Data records

○ ○ ○ ○ ○ ○ ○

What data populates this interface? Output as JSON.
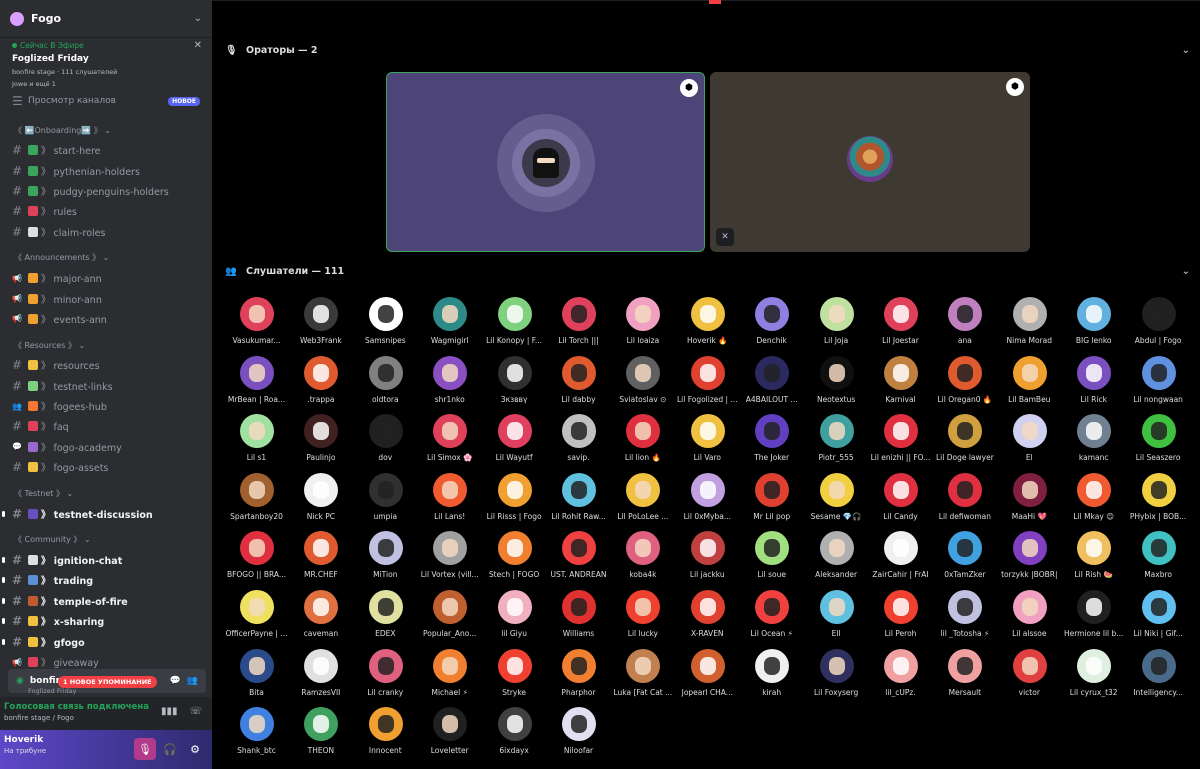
{
  "server": {
    "name": "Fogo"
  },
  "stage_card": {
    "live_label": "Сейчас В Эфире",
    "title": "Foglized Friday",
    "line1": "bonfire stage · 111 слушателей",
    "line2": "Jowe и ещё 1"
  },
  "browse": {
    "label": "Просмотр каналов",
    "badge": "НОВОЕ"
  },
  "categories": [
    {
      "label": "《 ⬅️Onboarding➡️ 》",
      "channels": [
        {
          "name": "start-here",
          "icon": "hash",
          "emoji_color": "#3ba55d"
        },
        {
          "name": "pythenian-holders",
          "icon": "hash",
          "emoji_color": "#3ba55d"
        },
        {
          "name": "pudgy-penguins-holders",
          "icon": "hash",
          "emoji_color": "#3ba55d"
        },
        {
          "name": "rules",
          "icon": "hash",
          "emoji_color": "#e0415a"
        },
        {
          "name": "claim-roles",
          "icon": "hash",
          "emoji_color": "#dbdee1"
        }
      ]
    },
    {
      "label": "《 Announcements 》",
      "channels": [
        {
          "name": "major-ann",
          "icon": "megaphone",
          "emoji_color": "#f0a030"
        },
        {
          "name": "minor-ann",
          "icon": "megaphone",
          "emoji_color": "#f0a030"
        },
        {
          "name": "events-ann",
          "icon": "megaphone",
          "emoji_color": "#f0a030"
        }
      ]
    },
    {
      "label": "《 Resources 》",
      "channels": [
        {
          "name": "resources",
          "icon": "hash",
          "emoji_color": "#f0c040"
        },
        {
          "name": "testnet-links",
          "icon": "hash",
          "emoji_color": "#7fd17f"
        },
        {
          "name": "fogees-hub",
          "icon": "people",
          "emoji_color": "#f57731"
        },
        {
          "name": "faq",
          "icon": "hash",
          "emoji_color": "#e0415a"
        },
        {
          "name": "fogo-academy",
          "icon": "forum",
          "emoji_color": "#9a6ad0"
        },
        {
          "name": "fogo-assets",
          "icon": "hash",
          "emoji_color": "#f0c040"
        }
      ]
    },
    {
      "label": "《 Testnet 》",
      "channels": [
        {
          "name": "testnet-discussion",
          "icon": "hash",
          "emoji_color": "#6a4fc0",
          "unread": true
        }
      ]
    },
    {
      "label": "《 Community 》",
      "channels": [
        {
          "name": "ignition-chat",
          "icon": "hash",
          "emoji_color": "#dbdee1",
          "unread": true
        },
        {
          "name": "trading",
          "icon": "hash",
          "emoji_color": "#5b8fd6",
          "unread": true
        },
        {
          "name": "temple-of-fire",
          "icon": "hash",
          "emoji_color": "#c05a30",
          "unread": true
        },
        {
          "name": "x-sharing",
          "icon": "hash",
          "emoji_color": "#f0c040",
          "unread": true
        },
        {
          "name": "gfogo",
          "icon": "hash",
          "emoji_color": "#f0c040",
          "unread": true
        },
        {
          "name": "giveaway",
          "icon": "megaphone",
          "emoji_color": "#e0415a"
        }
      ]
    }
  ],
  "voice_row": {
    "name": "bonfire stage",
    "mention": "1 НОВОЕ УПОМИНАНИЕ",
    "sub": "Foglized Friday"
  },
  "connection": {
    "status": "Голосовая связь подключена",
    "location": "bonfire stage / Fogo"
  },
  "user": {
    "name": "Hoverik",
    "status": "На трибуне"
  },
  "speakers_header": "Ораторы — 2",
  "listeners_header": "Слушатели — 111",
  "listeners": [
    "Vasukumar...",
    "Web3Frank",
    "Samsnipes",
    "Wagmigirl",
    "Lil Konopy | F...",
    "Lil Torch |||",
    "Lil loaiza",
    "Hoverik 🔥",
    "Denchik",
    "Lil Joja",
    "Lil Joestar",
    "ana",
    "Nima Morad",
    "BIG lenko",
    "Abdul | Fogo",
    "MrBean | Roa...",
    ".trappa",
    "oldtora",
    "shr1nko",
    "Зкзввү",
    "Lil dabby",
    "Sviatoslav ⊙",
    "Lil Fogolized | ...",
    "A4BAILOUT ...",
    "Neotextus",
    "Karnival",
    "Lil Oregan0 🔥",
    "Lil BamBeu",
    "Lil Rick",
    "Lil nongwaan",
    "Lil s1",
    "Paulinjo",
    "dov",
    "Lil Simox 🌸",
    "Lil Wayutf",
    "savip.",
    "Lil lion 🔥",
    "Lil Varo",
    "The Joker",
    "Piotr_555",
    "Lil enizhi || FO...",
    "Lil Doge lawyer",
    "El",
    "kamanc",
    "Lil Seaszero",
    "Spartanboy20",
    "Nick PC",
    "umpia",
    "Lil Lans!",
    "Lil Risss | Fogo",
    "Lil Rohit Raw...",
    "Lil PoLoLee ...",
    "Lil 0xMyba...",
    "Mr Lil pop",
    "Sesame 💎🎧",
    "Lil Candy",
    "Lil defiwoman",
    "MaaHi 💖",
    "Lil Mkay 😊",
    "PHybix | BOB...",
    "BFOGO || BRA...",
    "MR.CHEF",
    "MiTion",
    "Lil Vortex (vill...",
    "Stech | FOGO",
    "UST. ANDREAN",
    "koba4k",
    "Lil jackku",
    "Lil soue",
    "Aleksander",
    "ZairCahir | FrAI",
    "0xTamZker",
    "torzykk |BOBR|",
    "Lil Rish 🍉",
    "Maxbro",
    "OfficerPayne | ...",
    "caveman",
    "EDEX",
    "Popular_Ano...",
    "lil Giyu",
    "Williams",
    "Lil lucky",
    "X-RAVEN",
    "Lil Ocean ⚡",
    "Ell",
    "Lil Peroh",
    "lil _Totosha ⚡",
    "Lil alssoe",
    "Hermione lil b...",
    "Lil Niki | Gif...",
    "Bita",
    "RamzesVII",
    "Lil cranky",
    "Michael ⚡",
    "Stryke",
    "Pharphor",
    "Luka [Fat Cat ...",
    "Jopearl CHA...",
    "kirah",
    "Lil Foxyserg",
    "lil_cUPz.",
    "Mersault",
    "victor",
    "Lil cyrux_t32",
    "Intelligency...",
    "Shank_btc",
    "THEON",
    "Innocent",
    "Loveletter",
    "6ixdayx",
    "Niloofar"
  ],
  "avatar_colors": [
    "#e0415a",
    "#3a3a3a",
    "#ffffff",
    "#2e8a88",
    "#7fd17f",
    "#e0415a",
    "#f0a0c0",
    "#f0c040",
    "#8f7fe0",
    "#c0e0a0",
    "#e0415a",
    "#c080c0",
    "#b0b0b0",
    "#60b0e0",
    "#202020",
    "#7a4fc0",
    "#e05a30",
    "#808080",
    "#8a4fc0",
    "#303030",
    "#e05a30",
    "#606060",
    "#e04030",
    "#2a2a60",
    "#101010",
    "#c08040",
    "#e05a30",
    "#f0a030",
    "#7a4fc0",
    "#6090e0",
    "#a0e0a0",
    "#402020",
    "#202020",
    "#e0415a",
    "#e04060",
    "#c0c0c0",
    "#e03040",
    "#f0c040",
    "#6040c0",
    "#40a0a0",
    "#e03040",
    "#d0a040",
    "#d0d0f0",
    "#708090",
    "#40c040",
    "#a06030",
    "#f0f0f0",
    "#303030",
    "#f05a30",
    "#f0a030",
    "#60c0e0",
    "#f0c040",
    "#c0a0e0",
    "#e04030",
    "#f0d040",
    "#e03040",
    "#e03040",
    "#802040",
    "#f05a30",
    "#f0d040",
    "#e03040",
    "#e05a30",
    "#c0c0e0",
    "#a0a0a0",
    "#f08030",
    "#f04040",
    "#e06080",
    "#c04040",
    "#a0e080",
    "#b0b0b0",
    "#f0f0f0",
    "#40a0e0",
    "#8040c0",
    "#f0c060",
    "#40c0c0",
    "#f0e060",
    "#e07040",
    "#e0e0a0",
    "#c06030",
    "#f0b0c0",
    "#e03030",
    "#f04030",
    "#e04030",
    "#f04040",
    "#60c0e0",
    "#f04030",
    "#c0c0e0",
    "#f0a0c0",
    "#202020",
    "#60c0f0",
    "#2a4a8a",
    "#e0e0e0",
    "#e06080",
    "#f08030",
    "#f04030",
    "#f08030",
    "#c08050",
    "#d06030",
    "#f0f0f0",
    "#303060",
    "#f0a0a0",
    "#f0a0a0",
    "#e04040",
    "#e0f0e0",
    "#4a6a8a",
    "#4080e0",
    "#40a060",
    "#f0a030",
    "#202020",
    "#404040",
    "#e0e0f0"
  ],
  "colors": {
    "accent": "#5865f2",
    "live_green": "#23a55a",
    "speaker_ring": "#3ba55d"
  }
}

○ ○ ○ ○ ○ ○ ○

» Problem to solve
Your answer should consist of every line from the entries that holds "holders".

» Exercise solution
          "name": "pythenian-holders",
          "name": "pudgy-penguins-holders",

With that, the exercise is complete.